Thursday, June 6, 2013

Tool 5: Web 2.0 - Production (When Is 3.0 Appearing?)

Here's a word cloud I made using Wordle:
I would like to use this as an introductory tool so that students may become familiar with the necessary vocabulary. It's visually engaging and will help them organize new information.

I also made a Google Site that would be a helpful supplement to my SHS faculty page. This way, all of my students with a Gmail account can access class information more easily.

Wednesday, June 5, 2013

Tool 3: Online Video and Image Resources

I visited several of the video hosting/streaming websites that were mentioned.  YouTube  has a plethora of videos though this means there is a lot of junk to sift through before you can find the golden ticket.

As a math teacher I often recommend Khan Academy.  The math videos are usually well done and thorough, however, the videos involving subjects outside of the mathematical world are not nearly as good.  (Sometimes downright bad.)

Copyright and Fair Use.  I must admit nothing was new to me.  I will add, however, that I plan on only using music that was created before 1923.  Public Domain!

Dropbox.  I am not signing up for Dropbox until I am able to better understand what Dropbox plans to do with the data I drop into their laps.  (Isn't it slightly disconcerting that SBISD seems so willing to say: sign up for this, sign up for that, create an account here and there?)

Two videos that might be useful resources in my classroom:

1. Sometimes my students like to doodle when they are bored.  This video gives them some doodling ideas that allows them to take a mathematical journey, too.

2. And to keep the students on their toes and thinking, there's always Schrodinger's Cat.

Tool 2: Building Community Online

I visited at least 5 blogs.

The (at least) 5 that I visited were:

1. dy/dan (Math math.)
2. Always Learning. (though it appears as if she hasn't posted anything new since 2012. Has she stopped learning?)
3. The History Teacher's Attic. (I'm always looking to sneak other disciplines into my math lessons.)
4. Vi Hart (Math to keep you up at night.  Beautiful.)
5. Ms. A's Blog. (Because seriously: walking across the hall to talk to her in person is sometimes too much work.)

My coworkers have wonderful ideas and they are doing effective things I would like to incorporate into my own teaching.  But talking to them can be such a chore and that's where online commenting offers such an advantage (plus in person, we might get distracted and talk about non-educational things like how we're doing, family things, the weather...).  In addition to the seriousness of losing face-to-face contact with coworkers, the advantage of an online learning network is that it is much easier to see and interact with people in Beloit, Wisconsin or Gary, Indiana, or Toledo, Ohio and get ideas from outside our Stratford bubble.

I'm still quite iffy on sharing things online. I am hoping to reduce my online footprint, but it is getting harder and harder to do so.  Is this something I will have to deal with or is there a better way to share information with other people without opening it up to the entire world?  (I suppose I could walk the halls of my school and talk to people.)

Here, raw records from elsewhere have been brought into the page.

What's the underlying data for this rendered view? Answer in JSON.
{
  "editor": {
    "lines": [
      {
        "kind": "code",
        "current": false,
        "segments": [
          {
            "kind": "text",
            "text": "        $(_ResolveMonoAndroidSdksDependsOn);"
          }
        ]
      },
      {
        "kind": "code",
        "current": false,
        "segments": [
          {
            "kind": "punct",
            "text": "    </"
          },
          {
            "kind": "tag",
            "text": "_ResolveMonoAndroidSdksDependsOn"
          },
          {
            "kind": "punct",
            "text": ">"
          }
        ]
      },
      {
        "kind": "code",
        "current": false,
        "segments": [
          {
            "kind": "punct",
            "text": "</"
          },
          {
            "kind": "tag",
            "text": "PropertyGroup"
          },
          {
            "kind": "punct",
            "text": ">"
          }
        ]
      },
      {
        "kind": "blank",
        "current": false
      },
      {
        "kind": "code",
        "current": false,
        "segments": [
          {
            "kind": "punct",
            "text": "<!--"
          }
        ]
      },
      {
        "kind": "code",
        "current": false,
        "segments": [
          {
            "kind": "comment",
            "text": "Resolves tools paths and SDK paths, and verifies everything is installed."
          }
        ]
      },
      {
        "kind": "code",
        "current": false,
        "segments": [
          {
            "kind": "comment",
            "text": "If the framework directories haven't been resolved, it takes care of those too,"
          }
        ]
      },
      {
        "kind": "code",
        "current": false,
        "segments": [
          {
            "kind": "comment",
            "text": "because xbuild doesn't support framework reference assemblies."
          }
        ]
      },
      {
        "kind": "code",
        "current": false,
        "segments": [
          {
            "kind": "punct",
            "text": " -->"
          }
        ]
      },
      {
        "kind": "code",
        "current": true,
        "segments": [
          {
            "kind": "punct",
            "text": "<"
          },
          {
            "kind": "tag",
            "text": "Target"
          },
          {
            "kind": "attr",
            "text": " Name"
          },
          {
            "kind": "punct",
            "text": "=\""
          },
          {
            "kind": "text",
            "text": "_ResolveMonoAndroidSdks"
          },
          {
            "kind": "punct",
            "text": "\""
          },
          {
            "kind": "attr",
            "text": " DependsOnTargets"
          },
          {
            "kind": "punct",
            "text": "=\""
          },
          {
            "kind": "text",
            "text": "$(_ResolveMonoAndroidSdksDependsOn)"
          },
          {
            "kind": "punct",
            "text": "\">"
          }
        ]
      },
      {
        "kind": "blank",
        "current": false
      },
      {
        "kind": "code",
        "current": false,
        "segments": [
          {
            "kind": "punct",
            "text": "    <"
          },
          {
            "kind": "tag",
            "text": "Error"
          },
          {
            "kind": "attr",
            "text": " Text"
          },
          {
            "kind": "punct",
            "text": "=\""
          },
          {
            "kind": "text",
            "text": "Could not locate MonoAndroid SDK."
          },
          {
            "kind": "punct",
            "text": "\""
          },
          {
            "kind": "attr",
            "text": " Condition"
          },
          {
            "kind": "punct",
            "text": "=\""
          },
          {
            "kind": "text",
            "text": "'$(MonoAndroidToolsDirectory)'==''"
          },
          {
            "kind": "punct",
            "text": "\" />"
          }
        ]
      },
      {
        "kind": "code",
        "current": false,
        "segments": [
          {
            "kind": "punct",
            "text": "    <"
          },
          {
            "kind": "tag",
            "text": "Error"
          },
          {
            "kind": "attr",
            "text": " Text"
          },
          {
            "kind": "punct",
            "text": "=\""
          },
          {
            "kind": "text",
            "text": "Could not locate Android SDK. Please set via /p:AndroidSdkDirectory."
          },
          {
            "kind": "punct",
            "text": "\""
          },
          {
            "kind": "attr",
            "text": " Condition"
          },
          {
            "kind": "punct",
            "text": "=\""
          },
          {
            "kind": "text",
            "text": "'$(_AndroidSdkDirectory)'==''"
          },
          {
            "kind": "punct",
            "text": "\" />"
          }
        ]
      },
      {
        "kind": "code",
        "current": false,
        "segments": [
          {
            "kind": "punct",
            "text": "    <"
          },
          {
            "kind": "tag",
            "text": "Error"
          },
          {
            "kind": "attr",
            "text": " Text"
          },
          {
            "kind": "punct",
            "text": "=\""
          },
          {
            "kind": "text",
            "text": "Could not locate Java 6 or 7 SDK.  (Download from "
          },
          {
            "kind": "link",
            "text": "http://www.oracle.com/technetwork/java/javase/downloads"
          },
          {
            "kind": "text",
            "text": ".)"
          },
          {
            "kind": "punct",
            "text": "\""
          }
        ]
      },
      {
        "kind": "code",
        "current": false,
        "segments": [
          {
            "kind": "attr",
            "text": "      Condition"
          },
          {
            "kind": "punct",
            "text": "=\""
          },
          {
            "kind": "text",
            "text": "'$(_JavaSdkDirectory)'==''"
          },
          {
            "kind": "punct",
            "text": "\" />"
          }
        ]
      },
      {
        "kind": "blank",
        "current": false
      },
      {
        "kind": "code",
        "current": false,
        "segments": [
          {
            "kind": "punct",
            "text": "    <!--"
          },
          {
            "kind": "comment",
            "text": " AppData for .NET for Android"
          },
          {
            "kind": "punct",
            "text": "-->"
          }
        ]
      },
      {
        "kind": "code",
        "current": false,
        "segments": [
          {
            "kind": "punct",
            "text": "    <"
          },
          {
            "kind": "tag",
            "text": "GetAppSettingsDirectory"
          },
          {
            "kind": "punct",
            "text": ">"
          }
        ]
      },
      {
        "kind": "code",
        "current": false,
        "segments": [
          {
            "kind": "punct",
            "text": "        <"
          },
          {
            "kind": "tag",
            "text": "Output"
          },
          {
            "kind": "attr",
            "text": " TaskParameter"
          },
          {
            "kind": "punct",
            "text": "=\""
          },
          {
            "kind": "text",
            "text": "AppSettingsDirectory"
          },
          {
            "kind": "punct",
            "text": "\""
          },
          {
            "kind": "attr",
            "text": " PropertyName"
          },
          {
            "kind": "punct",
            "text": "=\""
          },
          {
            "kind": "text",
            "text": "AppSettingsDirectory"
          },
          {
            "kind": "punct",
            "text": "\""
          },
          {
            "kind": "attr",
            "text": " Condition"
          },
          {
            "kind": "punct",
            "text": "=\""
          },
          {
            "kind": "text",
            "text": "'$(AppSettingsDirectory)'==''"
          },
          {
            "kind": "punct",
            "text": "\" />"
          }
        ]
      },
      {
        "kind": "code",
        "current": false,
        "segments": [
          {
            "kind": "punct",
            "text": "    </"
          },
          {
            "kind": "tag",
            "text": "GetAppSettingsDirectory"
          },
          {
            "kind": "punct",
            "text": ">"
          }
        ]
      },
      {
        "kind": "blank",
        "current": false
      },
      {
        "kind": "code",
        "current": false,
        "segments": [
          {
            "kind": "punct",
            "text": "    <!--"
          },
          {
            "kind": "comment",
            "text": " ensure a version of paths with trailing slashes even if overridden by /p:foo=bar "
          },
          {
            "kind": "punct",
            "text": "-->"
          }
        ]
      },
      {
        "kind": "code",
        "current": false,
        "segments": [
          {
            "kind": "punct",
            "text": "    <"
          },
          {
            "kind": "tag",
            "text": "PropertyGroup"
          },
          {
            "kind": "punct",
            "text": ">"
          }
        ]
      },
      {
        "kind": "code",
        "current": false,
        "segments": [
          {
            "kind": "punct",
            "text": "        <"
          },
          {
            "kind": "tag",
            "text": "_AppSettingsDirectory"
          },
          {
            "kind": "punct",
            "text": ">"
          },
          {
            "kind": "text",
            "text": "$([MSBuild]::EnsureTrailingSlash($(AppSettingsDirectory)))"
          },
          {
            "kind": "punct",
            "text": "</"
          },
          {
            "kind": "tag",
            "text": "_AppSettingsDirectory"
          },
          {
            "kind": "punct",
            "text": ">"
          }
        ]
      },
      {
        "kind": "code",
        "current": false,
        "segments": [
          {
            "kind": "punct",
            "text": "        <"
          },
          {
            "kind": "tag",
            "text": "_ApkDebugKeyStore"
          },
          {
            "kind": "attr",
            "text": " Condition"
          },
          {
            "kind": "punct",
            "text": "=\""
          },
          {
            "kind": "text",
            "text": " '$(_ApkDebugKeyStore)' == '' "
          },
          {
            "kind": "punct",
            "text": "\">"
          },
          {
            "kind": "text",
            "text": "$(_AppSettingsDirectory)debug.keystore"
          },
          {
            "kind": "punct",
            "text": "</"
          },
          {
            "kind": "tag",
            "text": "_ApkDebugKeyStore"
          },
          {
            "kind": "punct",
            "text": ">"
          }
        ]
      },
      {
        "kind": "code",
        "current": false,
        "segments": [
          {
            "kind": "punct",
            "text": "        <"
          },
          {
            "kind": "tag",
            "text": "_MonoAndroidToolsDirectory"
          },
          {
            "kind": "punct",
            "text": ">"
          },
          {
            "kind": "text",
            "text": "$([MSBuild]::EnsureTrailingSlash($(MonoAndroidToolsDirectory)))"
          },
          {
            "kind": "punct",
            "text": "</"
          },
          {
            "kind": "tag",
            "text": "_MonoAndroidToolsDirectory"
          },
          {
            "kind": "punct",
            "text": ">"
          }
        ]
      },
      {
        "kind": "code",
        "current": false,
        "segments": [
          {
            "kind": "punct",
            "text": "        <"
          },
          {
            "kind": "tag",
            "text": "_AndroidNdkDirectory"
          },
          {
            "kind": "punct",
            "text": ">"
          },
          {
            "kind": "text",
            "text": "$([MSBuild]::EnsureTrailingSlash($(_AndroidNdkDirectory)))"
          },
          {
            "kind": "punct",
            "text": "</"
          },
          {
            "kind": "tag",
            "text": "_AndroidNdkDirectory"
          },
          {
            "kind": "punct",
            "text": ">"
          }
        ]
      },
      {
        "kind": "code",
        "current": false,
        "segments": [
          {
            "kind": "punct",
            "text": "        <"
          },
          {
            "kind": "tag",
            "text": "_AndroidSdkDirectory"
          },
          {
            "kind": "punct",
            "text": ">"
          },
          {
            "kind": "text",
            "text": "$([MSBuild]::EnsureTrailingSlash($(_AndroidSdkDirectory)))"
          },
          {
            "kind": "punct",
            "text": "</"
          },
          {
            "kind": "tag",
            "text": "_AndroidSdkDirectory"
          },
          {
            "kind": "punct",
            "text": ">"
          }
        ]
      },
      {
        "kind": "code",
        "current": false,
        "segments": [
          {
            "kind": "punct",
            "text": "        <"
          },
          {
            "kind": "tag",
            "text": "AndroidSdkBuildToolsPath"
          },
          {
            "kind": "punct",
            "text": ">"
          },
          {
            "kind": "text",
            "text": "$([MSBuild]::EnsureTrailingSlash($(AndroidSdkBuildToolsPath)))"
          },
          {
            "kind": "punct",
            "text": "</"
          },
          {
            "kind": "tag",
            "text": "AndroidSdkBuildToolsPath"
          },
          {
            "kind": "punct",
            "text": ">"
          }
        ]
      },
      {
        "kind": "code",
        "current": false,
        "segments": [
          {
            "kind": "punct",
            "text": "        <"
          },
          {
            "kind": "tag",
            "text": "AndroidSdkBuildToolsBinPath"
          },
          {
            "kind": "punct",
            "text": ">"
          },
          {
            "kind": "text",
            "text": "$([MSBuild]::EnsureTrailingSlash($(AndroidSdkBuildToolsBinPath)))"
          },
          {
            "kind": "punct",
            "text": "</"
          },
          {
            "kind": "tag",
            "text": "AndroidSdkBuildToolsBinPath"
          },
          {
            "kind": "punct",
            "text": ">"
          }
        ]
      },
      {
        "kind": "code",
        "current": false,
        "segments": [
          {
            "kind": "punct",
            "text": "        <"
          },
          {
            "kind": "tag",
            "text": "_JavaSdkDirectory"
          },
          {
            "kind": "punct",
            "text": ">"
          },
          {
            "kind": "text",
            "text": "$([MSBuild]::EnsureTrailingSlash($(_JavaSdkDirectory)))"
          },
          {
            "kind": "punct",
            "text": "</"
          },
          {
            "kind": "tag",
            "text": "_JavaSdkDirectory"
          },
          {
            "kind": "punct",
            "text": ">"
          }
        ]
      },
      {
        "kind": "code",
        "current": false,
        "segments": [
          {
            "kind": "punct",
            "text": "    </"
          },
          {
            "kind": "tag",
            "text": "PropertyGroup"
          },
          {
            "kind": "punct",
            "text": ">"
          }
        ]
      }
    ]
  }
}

I commented (in person and online, too) to Ms. Argeroplos about a website she came across.  Padlet.  It looks so much more user friendly than the Stratford teacher web pages.  I plan on visiting it some more.

Monday, June 3, 2013

Tool 1: Experience To Date

Setting up the blog was easy.  I am a little troubled because the video said I would need to agree to terms and conditions, but didn't mention actually reading the terms and conditions.  As it turned out, I didn't have to click a box and agree to anything... the blog was simply created.  So that leads to: what are the terms and conditions of having a blog through Blogspot (read: Google)?  What have I agreed to?  Has anyone at SBISD taken a good look at Google's terms and conditions?

Google made the claim years ago that they would "do no evil" but I am a bit concerned we seem to have jumped on board the Google ship without examining what they are going to do with all of the information we're providing them.


(I'm not entirely up for creating an Avatar even though the directions demand that I do so.)


Challenges: Since websites change, YouTube videos of how to do something on a website may quickly become outdated.